* Aim of the task *
Write out the data once more, exactly as it reads.

(App and web page records)
● ● ● ●
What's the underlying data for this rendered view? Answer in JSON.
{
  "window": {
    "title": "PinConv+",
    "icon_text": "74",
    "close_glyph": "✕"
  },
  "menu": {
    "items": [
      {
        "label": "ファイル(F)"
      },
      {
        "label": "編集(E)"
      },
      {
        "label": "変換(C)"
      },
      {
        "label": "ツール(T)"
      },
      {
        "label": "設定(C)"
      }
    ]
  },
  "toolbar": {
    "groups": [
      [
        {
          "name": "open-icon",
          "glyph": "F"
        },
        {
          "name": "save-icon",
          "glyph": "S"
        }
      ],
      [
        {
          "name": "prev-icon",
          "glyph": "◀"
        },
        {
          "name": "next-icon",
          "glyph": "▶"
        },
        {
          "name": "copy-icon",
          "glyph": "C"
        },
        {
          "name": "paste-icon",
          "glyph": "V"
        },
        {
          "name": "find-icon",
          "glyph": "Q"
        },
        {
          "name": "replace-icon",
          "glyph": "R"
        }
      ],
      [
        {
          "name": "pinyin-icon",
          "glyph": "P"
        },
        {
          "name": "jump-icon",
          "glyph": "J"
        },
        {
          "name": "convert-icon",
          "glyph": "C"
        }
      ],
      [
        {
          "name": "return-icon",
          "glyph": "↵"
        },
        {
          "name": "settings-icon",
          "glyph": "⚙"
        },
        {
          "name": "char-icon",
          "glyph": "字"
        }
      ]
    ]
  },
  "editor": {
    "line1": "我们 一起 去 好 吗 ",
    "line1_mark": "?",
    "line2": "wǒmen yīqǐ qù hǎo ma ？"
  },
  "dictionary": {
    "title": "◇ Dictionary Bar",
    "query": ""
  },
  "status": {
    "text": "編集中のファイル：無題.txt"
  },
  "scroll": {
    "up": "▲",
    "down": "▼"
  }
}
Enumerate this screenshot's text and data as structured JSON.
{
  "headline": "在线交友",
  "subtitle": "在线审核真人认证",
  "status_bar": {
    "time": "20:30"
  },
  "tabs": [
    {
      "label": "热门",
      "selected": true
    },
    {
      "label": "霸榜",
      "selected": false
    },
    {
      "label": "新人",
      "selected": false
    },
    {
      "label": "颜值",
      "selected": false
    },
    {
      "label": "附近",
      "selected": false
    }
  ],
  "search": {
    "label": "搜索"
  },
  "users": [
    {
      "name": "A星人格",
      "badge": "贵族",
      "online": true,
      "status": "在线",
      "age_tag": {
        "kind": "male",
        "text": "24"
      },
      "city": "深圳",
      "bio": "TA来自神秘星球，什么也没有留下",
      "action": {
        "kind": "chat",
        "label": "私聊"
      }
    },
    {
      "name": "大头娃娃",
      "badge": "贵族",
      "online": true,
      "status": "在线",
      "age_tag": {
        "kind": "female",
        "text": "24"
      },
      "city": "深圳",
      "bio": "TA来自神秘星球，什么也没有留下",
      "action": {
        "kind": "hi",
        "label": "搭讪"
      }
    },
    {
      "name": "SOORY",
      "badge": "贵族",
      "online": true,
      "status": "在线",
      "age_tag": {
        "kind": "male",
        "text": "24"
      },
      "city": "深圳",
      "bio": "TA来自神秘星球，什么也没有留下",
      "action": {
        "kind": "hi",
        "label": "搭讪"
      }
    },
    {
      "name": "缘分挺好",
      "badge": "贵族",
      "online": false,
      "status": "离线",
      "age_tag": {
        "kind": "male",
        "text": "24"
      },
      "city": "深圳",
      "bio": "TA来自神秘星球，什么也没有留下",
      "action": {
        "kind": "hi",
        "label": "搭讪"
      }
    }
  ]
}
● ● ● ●
* Solution for this problem *
What's the underlying data for this rendered view? Answer in JSON.
{
  "window": {
    "title": "PinConv+",
    "icon_text": "74",
    "close_glyph": "✕"
  },
  "menu": {
    "items": [
      {
        "label": "ファイル(F)"
      },
      {
        "label": "編集(E)"
      },
      {
        "label": "変換(C)"
      },
      {
        "label": "ツール(T)"
      },
      {
        "label": "設定(C)"
      }
    ]
  },
  "toolbar": {
    "groups": [
      [
        {
          "name": "open-icon",
          "glyph": "F"
        },
        {
          "name": "save-icon",
          "glyph": "S"
        }
      ],
      [
        {
          "name": "prev-icon",
          "glyph": "◀"
        },
        {
          "name": "next-icon",
          "glyph": "▶"
        },
        {
          "name": "copy-icon",
          "glyph": "C"
        },
        {
          "name": "paste-icon",
          "glyph": "V"
        },
        {
          "name": "find-icon",
          "glyph": "Q"
        },
        {
          "name": "replace-icon",
          "glyph": "R"
        }
      ],
      [
        {
          "name": "pinyin-icon",
          "glyph": "P"
        },
        {
          "name": "jump-icon",
          "glyph": "J"
        },
        {
          "name": "convert-icon",
          "glyph": "C"
        }
      ],
      [
        {
          "name": "return-icon",
          "glyph": "↵"
        },
        {
          "name": "settings-icon",
          "glyph": "⚙"
        },
        {
          "name": "char-icon",
          "glyph": "字"
        }
      ]
    ]
  },
  "editor": {
    "line1": "我们 一起 去 好 吗 ",
    "line1_mark": "?",
    "line2": "wǒmen yīqǐ qù hǎo ma ？"
  },
  "dictionary": {
    "title": "◇ Dictionary Bar",
    "query": ""
  },
  "status": {
    "text": "編集中のファイル：無題.txt"
  },
  "scroll": {
    "up": "▲",
    "down": "▼"
  }
}
Enumerate this screenshot's text and data as structured JSON.
{
  "headline": "在线交友",
  "subtitle": "在线审核真人认证",
  "status_bar": {
    "time": "20:30"
  },
  "tabs": [
    {
      "label": "热门",
      "selected": true
    },
    {
      "label": "霸榜",
      "selected": false
    },
    {
      "label": "新人",
      "selected": false
    },
    {
      "label": "颜值",
      "selected": false
    },
    {
      "label": "附近",
      "selected": false
    }
  ],
  "search": {
    "label": "搜索"
  },
  "users": [
    {
      "name": "A星人格",
      "badge": "贵族",
      "online": true,
      "status": "在线",
      "age_tag": {
        "kind": "male",
        "text": "24"
      },
      "city": "深圳",
      "bio": "TA来自神秘星球，什么也没有留下",
      "action": {
        "kind": "chat",
        "label": "私聊"
      }
    },
    {
      "name": "大头娃娃",
      "badge": "贵族",
      "online": true,
      "status": "在线",
      "age_tag": {
        "kind": "female",
        "text": "24"
      },
      "city": "深圳",
      "bio": "TA来自神秘星球，什么也没有留下",
      "action": {
        "kind": "hi",
        "label": "搭讪"
      }
    },
    {
      "name": "SOORY",
      "badge": "贵族",
      "online": true,
      "status": "在线",
      "age_tag": {
        "kind": "male",
        "text": "24"
      },
      "city": "深圳",
      "bio": "TA来自神秘星球，什么也没有留下",
      "action": {
        "kind": "hi",
        "label": "搭讪"
      }
    },
    {
      "name": "缘分挺好",
      "badge": "贵族",
      "online": false,
      "status": "离线",
      "age_tag": {
        "kind": "male",
        "text": "24"
      },
      "city": "深圳",
      "bio": "TA来自神秘星球，什么也没有留下",
      "action": {
        "kind": "hi",
        "label": "搭讪"
      }
    }
  ]
}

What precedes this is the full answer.